▶ _Given information_:
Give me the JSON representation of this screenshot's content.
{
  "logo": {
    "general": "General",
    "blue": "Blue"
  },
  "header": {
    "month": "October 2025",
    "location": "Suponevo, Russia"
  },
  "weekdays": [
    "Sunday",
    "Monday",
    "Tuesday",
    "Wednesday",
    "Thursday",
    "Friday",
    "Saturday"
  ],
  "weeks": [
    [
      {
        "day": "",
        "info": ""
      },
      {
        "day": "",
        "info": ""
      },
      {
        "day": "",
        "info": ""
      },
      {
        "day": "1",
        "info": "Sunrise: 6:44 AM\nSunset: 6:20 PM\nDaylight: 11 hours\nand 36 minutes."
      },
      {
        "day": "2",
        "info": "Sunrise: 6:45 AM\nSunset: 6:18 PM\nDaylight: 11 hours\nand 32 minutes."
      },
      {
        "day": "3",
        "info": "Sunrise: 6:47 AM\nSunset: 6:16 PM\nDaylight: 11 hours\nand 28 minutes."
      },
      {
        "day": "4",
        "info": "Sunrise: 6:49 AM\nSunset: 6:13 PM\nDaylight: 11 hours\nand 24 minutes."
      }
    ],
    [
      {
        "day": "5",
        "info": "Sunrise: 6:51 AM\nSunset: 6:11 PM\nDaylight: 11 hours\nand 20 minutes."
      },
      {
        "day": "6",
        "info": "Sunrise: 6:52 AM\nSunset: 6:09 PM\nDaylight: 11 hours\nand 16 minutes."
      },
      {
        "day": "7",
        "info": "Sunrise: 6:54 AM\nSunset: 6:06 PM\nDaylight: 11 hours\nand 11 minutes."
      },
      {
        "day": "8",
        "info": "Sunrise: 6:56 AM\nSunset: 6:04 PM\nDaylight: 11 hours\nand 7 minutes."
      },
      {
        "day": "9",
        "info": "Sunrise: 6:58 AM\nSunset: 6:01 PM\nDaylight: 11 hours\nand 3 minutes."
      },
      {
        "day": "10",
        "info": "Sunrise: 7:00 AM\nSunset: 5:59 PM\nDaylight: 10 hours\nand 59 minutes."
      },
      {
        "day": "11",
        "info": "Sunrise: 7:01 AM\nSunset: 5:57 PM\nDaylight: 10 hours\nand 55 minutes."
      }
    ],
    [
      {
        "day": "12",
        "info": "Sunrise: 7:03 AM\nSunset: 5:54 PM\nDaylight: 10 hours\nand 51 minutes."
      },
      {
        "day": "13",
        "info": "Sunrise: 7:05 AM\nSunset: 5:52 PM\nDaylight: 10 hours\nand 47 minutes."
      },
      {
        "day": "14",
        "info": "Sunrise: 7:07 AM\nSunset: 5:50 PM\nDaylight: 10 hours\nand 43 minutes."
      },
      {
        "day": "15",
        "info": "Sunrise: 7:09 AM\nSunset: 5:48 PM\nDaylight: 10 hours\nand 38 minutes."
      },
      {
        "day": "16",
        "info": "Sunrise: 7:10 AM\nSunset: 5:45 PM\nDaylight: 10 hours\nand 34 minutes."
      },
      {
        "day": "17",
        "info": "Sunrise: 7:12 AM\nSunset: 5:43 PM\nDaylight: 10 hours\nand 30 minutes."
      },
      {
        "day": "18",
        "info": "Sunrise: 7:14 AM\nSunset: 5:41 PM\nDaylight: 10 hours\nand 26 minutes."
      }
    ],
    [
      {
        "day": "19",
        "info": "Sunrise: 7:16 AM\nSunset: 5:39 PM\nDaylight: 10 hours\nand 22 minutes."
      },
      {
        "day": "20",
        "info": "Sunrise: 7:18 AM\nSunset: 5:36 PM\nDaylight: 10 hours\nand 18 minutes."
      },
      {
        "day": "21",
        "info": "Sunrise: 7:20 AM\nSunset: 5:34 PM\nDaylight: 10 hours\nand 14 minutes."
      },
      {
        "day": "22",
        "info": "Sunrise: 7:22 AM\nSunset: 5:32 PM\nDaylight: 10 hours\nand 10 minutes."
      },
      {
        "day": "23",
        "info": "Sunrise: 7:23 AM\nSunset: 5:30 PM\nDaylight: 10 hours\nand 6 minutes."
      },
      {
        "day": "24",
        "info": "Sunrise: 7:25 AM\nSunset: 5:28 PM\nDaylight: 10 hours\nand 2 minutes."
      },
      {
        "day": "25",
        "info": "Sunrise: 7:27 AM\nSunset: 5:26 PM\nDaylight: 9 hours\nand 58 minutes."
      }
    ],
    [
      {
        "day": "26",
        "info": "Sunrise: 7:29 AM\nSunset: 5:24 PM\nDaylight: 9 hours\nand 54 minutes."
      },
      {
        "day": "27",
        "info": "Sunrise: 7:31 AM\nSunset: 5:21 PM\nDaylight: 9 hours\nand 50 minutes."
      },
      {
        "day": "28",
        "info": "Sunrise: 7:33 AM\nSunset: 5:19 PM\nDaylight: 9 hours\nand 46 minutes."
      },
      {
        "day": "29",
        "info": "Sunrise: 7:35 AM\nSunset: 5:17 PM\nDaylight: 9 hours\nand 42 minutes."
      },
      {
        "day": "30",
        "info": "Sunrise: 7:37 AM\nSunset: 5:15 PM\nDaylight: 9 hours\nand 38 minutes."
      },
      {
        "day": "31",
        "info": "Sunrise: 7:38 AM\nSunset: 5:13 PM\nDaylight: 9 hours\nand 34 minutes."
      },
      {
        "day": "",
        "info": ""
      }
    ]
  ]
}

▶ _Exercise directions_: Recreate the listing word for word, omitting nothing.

▶ _Exercise answer_:
Give me the JSON representation of this screenshot's content.
{
  "logo": {
    "general": "General",
    "blue": "Blue"
  },
  "header": {
    "month": "October 2025",
    "location": "Suponevo, Russia"
  },
  "weekdays": [
    "Sunday",
    "Monday",
    "Tuesday",
    "Wednesday",
    "Thursday",
    "Friday",
    "Saturday"
  ],
  "weeks": [
    [
      {
        "day": "",
        "info": ""
      },
      {
        "day": "",
        "info": ""
      },
      {
        "day": "",
        "info": ""
      },
      {
        "day": "1",
        "info": "Sunrise: 6:44 AM\nSunset: 6:20 PM\nDaylight: 11 hours\nand 36 minutes."
      },
      {
        "day": "2",
        "info": "Sunrise: 6:45 AM\nSunset: 6:18 PM\nDaylight: 11 hours\nand 32 minutes."
      },
      {
        "day": "3",
        "info": "Sunrise: 6:47 AM\nSunset: 6:16 PM\nDaylight: 11 hours\nand 28 minutes."
      },
      {
        "day": "4",
        "info": "Sunrise: 6:49 AM\nSunset: 6:13 PM\nDaylight: 11 hours\nand 24 minutes."
      }
    ],
    [
      {
        "day": "5",
        "info": "Sunrise: 6:51 AM\nSunset: 6:11 PM\nDaylight: 11 hours\nand 20 minutes."
      },
      {
        "day": "6",
        "info": "Sunrise: 6:52 AM\nSunset: 6:09 PM\nDaylight: 11 hours\nand 16 minutes."
      },
      {
        "day": "7",
        "info": "Sunrise: 6:54 AM\nSunset: 6:06 PM\nDaylight: 11 hours\nand 11 minutes."
      },
      {
        "day": "8",
        "info": "Sunrise: 6:56 AM\nSunset: 6:04 PM\nDaylight: 11 hours\nand 7 minutes."
      },
      {
        "day": "9",
        "info": "Sunrise: 6:58 AM\nSunset: 6:01 PM\nDaylight: 11 hours\nand 3 minutes."
      },
      {
        "day": "10",
        "info": "Sunrise: 7:00 AM\nSunset: 5:59 PM\nDaylight: 10 hours\nand 59 minutes."
      },
      {
        "day": "11",
        "info": "Sunrise: 7:01 AM\nSunset: 5:57 PM\nDaylight: 10 hours\nand 55 minutes."
      }
    ],
    [
      {
        "day": "12",
        "info": "Sunrise: 7:03 AM\nSunset: 5:54 PM\nDaylight: 10 hours\nand 51 minutes."
      },
      {
        "day": "13",
        "info": "Sunrise: 7:05 AM\nSunset: 5:52 PM\nDaylight: 10 hours\nand 47 minutes."
      },
      {
        "day": "14",
        "info": "Sunrise: 7:07 AM\nSunset: 5:50 PM\nDaylight: 10 hours\nand 43 minutes."
      },
      {
        "day": "15",
        "info": "Sunrise: 7:09 AM\nSunset: 5:48 PM\nDaylight: 10 hours\nand 38 minutes."
      },
      {
        "day": "16",
        "info": "Sunrise: 7:10 AM\nSunset: 5:45 PM\nDaylight: 10 hours\nand 34 minutes."
      },
      {
        "day": "17",
        "info": "Sunrise: 7:12 AM\nSunset: 5:43 PM\nDaylight: 10 hours\nand 30 minutes."
      },
      {
        "day": "18",
        "info": "Sunrise: 7:14 AM\nSunset: 5:41 PM\nDaylight: 10 hours\nand 26 minutes."
      }
    ],
    [
      {
        "day": "19",
        "info": "Sunrise: 7:16 AM\nSunset: 5:39 PM\nDaylight: 10 hours\nand 22 minutes."
      },
      {
        "day": "20",
        "info": "Sunrise: 7:18 AM\nSunset: 5:36 PM\nDaylight: 10 hours\nand 18 minutes."
      },
      {
        "day": "21",
        "info": "Sunrise: 7:20 AM\nSunset: 5:34 PM\nDaylight: 10 hours\nand 14 minutes."
      },
      {
        "day": "22",
        "info": "Sunrise: 7:22 AM\nSunset: 5:32 PM\nDaylight: 10 hours\nand 10 minutes."
      },
      {
        "day": "23",
        "info": "Sunrise: 7:23 AM\nSunset: 5:30 PM\nDaylight: 10 hours\nand 6 minutes."
      },
      {
        "day": "24",
        "info": "Sunrise: 7:25 AM\nSunset: 5:28 PM\nDaylight: 10 hours\nand 2 minutes."
      },
      {
        "day": "25",
        "info": "Sunrise: 7:27 AM\nSunset: 5:26 PM\nDaylight: 9 hours\nand 58 minutes."
      }
    ],
    [
      {
        "day": "26",
        "info": "Sunrise: 7:29 AM\nSunset: 5:24 PM\nDaylight: 9 hours\nand 54 minutes."
      },
      {
        "day": "27",
        "info": "Sunrise: 7:31 AM\nSunset: 5:21 PM\nDaylight: 9 hours\nand 50 minutes."
      },
      {
        "day": "28",
        "info": "Sunrise: 7:33 AM\nSunset: 5:19 PM\nDaylight: 9 hours\nand 46 minutes."
      },
      {
        "day": "29",
        "info": "Sunrise: 7:35 AM\nSunset: 5:17 PM\nDaylight: 9 hours\nand 42 minutes."
      },
      {
        "day": "30",
        "info": "Sunrise: 7:37 AM\nSunset: 5:15 PM\nDaylight: 9 hours\nand 38 minutes."
      },
      {
        "day": "31",
        "info": "Sunrise: 7:38 AM\nSunset: 5:13 PM\nDaylight: 9 hours\nand 34 minutes."
      },
      {
        "day": "",
        "info": ""
      }
    ]
  ]
}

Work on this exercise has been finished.